### What is expected
Among the entries that follow, tally the lines with the string "this". Give no more than the number.

_ _ _ _ _ _ _

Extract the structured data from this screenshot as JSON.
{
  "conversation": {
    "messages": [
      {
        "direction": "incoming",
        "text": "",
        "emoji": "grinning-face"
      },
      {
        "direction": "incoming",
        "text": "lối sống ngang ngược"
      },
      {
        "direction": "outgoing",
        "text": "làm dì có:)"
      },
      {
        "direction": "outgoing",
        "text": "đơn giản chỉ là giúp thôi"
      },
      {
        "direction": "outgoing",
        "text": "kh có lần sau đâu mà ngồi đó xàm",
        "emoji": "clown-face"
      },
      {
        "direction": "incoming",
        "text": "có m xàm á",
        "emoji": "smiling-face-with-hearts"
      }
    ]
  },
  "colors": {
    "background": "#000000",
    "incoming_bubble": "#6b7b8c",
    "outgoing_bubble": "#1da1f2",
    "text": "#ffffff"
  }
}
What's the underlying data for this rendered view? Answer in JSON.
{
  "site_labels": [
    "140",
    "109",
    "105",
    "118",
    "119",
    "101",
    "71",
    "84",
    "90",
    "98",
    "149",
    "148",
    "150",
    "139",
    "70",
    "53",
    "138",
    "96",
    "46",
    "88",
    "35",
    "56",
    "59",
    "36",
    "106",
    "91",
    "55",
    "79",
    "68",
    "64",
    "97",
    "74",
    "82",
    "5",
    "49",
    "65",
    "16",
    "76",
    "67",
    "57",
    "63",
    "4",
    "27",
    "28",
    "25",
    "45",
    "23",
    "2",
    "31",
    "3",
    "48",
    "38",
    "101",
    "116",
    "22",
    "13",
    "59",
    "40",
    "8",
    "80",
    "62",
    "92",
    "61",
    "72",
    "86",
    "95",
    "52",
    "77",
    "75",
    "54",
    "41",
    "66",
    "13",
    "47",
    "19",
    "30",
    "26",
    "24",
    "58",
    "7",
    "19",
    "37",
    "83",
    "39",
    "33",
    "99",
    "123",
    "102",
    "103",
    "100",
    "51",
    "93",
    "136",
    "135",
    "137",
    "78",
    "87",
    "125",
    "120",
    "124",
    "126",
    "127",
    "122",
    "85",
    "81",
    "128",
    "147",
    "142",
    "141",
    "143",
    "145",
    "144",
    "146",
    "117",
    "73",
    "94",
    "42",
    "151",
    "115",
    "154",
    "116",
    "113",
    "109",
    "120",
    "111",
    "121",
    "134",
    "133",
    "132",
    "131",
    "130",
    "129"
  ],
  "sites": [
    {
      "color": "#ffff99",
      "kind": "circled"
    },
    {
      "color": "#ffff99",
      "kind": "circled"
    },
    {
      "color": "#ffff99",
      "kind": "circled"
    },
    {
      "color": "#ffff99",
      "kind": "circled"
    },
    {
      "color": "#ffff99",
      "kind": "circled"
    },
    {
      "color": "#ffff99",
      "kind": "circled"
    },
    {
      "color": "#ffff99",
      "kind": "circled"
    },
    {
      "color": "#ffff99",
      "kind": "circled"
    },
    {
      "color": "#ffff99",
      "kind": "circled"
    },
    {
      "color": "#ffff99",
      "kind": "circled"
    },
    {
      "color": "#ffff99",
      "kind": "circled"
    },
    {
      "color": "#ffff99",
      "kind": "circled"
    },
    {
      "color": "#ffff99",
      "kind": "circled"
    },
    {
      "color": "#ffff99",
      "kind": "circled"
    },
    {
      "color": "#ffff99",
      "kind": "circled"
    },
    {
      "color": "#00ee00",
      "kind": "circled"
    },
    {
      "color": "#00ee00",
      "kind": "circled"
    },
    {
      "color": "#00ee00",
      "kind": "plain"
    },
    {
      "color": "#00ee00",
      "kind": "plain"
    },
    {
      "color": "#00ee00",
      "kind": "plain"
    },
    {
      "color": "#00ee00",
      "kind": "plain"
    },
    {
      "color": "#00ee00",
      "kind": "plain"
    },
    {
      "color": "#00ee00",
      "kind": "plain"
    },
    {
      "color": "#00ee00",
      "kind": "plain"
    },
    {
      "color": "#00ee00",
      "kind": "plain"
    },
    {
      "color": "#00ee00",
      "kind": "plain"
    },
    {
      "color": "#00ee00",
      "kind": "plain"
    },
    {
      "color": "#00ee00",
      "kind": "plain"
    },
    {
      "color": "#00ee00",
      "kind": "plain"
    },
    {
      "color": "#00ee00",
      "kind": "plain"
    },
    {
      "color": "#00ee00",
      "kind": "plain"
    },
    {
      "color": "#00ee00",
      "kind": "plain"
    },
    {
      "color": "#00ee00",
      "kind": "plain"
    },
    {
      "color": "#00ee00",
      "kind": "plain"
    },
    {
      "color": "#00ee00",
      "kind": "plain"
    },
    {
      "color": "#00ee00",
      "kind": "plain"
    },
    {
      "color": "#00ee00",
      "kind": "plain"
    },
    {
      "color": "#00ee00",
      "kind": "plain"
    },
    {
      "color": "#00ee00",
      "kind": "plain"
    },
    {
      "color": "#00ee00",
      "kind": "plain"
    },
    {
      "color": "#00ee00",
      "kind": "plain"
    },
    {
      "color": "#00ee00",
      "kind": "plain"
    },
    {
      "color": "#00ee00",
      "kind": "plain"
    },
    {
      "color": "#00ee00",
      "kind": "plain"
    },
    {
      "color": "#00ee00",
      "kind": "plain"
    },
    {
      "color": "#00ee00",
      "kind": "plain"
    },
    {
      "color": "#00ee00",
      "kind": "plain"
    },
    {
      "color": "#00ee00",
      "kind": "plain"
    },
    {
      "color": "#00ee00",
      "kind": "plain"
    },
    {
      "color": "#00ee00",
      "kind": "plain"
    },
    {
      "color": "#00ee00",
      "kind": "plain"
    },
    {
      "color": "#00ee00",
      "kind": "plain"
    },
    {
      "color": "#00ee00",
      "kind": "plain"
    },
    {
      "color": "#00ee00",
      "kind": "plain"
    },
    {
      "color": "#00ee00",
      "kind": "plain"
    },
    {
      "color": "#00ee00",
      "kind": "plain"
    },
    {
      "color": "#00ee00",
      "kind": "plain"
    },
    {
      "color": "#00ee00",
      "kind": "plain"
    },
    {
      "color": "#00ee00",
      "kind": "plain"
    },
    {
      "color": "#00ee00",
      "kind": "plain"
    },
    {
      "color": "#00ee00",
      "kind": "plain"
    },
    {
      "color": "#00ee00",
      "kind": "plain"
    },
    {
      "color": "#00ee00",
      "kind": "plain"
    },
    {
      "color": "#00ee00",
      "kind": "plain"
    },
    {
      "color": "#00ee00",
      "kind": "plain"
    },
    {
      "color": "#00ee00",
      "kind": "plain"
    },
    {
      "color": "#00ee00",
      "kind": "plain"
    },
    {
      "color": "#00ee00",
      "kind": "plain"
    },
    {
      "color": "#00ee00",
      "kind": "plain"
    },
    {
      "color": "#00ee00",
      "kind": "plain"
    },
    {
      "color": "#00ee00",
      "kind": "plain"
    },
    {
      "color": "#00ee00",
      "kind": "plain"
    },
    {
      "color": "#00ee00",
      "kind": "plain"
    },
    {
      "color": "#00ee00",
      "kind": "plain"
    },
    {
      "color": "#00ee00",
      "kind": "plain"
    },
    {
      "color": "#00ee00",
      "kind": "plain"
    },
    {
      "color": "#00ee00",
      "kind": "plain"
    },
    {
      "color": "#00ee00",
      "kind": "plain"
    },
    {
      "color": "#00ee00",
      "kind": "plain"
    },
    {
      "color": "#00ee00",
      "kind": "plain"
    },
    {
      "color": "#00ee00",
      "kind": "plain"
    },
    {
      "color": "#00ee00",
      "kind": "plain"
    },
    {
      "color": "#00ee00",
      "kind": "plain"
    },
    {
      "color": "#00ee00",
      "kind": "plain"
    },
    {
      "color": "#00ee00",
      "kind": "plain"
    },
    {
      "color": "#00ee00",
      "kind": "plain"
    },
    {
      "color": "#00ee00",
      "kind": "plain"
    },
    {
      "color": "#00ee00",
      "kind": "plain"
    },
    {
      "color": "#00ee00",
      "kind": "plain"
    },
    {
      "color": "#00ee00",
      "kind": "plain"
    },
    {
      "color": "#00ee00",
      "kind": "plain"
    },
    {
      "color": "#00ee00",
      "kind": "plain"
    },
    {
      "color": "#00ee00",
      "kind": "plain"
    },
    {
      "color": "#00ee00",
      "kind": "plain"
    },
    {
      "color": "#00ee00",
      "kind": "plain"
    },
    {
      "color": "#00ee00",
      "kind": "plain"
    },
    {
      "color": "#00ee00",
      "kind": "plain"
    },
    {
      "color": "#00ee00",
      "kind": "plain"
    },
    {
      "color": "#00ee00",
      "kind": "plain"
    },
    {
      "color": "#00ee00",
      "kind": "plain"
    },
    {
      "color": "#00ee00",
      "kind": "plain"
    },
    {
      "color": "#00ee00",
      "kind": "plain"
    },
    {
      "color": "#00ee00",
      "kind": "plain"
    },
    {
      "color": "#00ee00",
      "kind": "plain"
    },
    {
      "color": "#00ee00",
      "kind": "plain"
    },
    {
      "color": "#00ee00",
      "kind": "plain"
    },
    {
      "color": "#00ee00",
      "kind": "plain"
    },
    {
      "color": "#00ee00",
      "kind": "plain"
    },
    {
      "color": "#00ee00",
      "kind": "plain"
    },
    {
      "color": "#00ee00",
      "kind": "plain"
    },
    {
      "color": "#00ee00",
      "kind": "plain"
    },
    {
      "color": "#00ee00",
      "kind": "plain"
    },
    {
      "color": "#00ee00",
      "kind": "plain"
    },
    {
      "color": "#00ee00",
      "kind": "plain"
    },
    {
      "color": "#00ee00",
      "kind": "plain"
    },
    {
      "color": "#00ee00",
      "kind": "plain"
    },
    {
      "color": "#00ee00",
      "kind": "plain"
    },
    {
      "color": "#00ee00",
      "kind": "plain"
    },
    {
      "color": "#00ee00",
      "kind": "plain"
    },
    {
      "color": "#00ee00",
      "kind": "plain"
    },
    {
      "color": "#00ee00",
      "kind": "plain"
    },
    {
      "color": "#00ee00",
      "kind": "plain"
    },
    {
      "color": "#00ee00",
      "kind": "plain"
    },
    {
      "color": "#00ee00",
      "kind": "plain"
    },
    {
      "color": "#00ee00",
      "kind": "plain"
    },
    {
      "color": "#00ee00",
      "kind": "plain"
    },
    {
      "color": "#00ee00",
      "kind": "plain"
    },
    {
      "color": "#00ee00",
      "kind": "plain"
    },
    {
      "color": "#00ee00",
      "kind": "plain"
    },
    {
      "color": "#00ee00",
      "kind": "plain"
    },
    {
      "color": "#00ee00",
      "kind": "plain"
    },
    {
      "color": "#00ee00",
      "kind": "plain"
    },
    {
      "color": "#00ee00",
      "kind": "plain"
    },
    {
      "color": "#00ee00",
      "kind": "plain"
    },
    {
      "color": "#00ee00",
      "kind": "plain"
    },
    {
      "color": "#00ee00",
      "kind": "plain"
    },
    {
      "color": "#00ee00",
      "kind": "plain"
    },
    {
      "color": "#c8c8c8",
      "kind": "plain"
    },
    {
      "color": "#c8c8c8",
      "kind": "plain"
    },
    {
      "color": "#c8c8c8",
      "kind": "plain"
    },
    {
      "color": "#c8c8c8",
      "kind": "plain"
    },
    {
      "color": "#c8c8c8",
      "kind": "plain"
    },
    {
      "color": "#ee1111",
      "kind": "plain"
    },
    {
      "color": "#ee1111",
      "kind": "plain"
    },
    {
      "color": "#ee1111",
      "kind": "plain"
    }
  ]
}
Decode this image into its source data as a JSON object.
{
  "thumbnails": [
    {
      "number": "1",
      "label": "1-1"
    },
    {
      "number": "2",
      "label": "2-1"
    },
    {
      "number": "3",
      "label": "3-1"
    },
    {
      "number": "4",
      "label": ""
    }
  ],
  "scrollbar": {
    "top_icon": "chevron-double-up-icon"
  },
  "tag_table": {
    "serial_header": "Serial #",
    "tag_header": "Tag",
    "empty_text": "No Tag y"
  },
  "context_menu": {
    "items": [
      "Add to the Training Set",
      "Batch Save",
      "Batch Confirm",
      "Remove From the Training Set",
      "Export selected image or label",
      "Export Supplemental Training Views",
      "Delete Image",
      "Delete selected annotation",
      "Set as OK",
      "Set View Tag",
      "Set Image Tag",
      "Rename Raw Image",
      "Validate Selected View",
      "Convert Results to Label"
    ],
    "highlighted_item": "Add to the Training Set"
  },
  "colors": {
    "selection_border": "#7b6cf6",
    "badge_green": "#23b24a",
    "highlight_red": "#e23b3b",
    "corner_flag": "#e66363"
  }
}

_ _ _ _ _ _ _

### Task response
3